This photo is of one of the Bagley Lakes.  I really like this image for a number of reasons:  First, I like the "Winter Overtaking Fall" aspect with the snow in the cold dark shadows overtaking the warm fall colors as you move from left to right in the photo.  Second, the arched cement bridge is located at the lower right portion of the lake.

 Bagley Creek as it flows out of Bagley Lakes.  A trail circumnavigates the lakes and creek here:

Bagley Lake seen from somewhere above Austin Pass:

 A great view of a tarn with reflections of Table Mountain in it.  This was taken at Austin Pass Picnic Area parking lot:

Another view of Bagley Lakes and Austin Pass picnic area taken from near Artist Point:

Mt. Baker (left) and Table Mountain (right) taken from Panorama Dome (or on the way too Panorama Dome):

Mount Shuksan, probably taken from Pan. Dome:

Top of the Chair Lift at Pan. Dome, Heather Meadows parking lot and lodge in the distance:

Wild Goose Trail markers:

Weird textured geologic lump near Artist Point:

Someone near the Bagley Lake inflow being stalked by Polar Bears.  Maybe they are dogs but you can't prove it one way or the other from this photo.

Part of the Chain Lakes Loop Trail as it ascends the other side of the Bagley Lakes valley:

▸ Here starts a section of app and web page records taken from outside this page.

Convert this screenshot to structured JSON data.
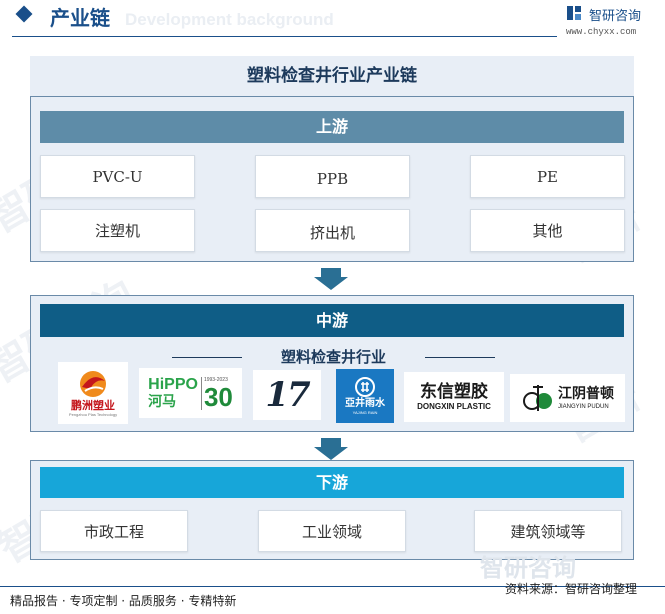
{
  "header": {
    "title": "产业链",
    "background_text": "Development background",
    "brand_name": "智研咨询",
    "brand_url": "www.chyxx.com"
  },
  "diagram": {
    "title": "塑料检查井行业产业链",
    "upstream": {
      "label": "上游",
      "items": [
        "PVC-U",
        "PPB",
        "PE",
        "注塑机",
        "挤出机",
        "其他"
      ]
    },
    "midstream": {
      "label": "中游",
      "subtitle": "塑料检查井行业",
      "companies": [
        {
          "name": "鹏洲塑业",
          "sub": "Pengzhou Plas Technology"
        },
        {
          "name": "河马",
          "brand": "HiPPO",
          "years": "1993-2023",
          "mark": "30"
        },
        {
          "name": "17"
        },
        {
          "name": "亞井雨水",
          "sub": "YAJING RAIN"
        },
        {
          "name": "东信塑胶",
          "sub": "DONGXIN PLASTIC"
        },
        {
          "name": "江阴普顿",
          "sub": "JIANGYIN PUDUN"
        }
      ]
    },
    "downstream": {
      "label": "下游",
      "items": [
        "市政工程",
        "工业领域",
        "建筑领域等"
      ]
    }
  },
  "footer": {
    "left": "精品报告 · 专项定制 · 品质服务 · 专精特新",
    "source": "资料来源：智研咨询整理"
  },
  "colors": {
    "upstream_bar": "#5e8ca8",
    "midstream_bar": "#0f5d86",
    "downstream_bar": "#17a6d9",
    "arrow": "#2a6f94",
    "panel_bg": "#e8eef6"
  }
}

Bagley Lakes valley, probably taken from Pan. Dome:

The Visitor Center at Austin Pass with awesome mossy Basalt Columns below it:

Austin Pass Visitor Center below Table Mountain:

Route and trail profile info:

Happy Hiking!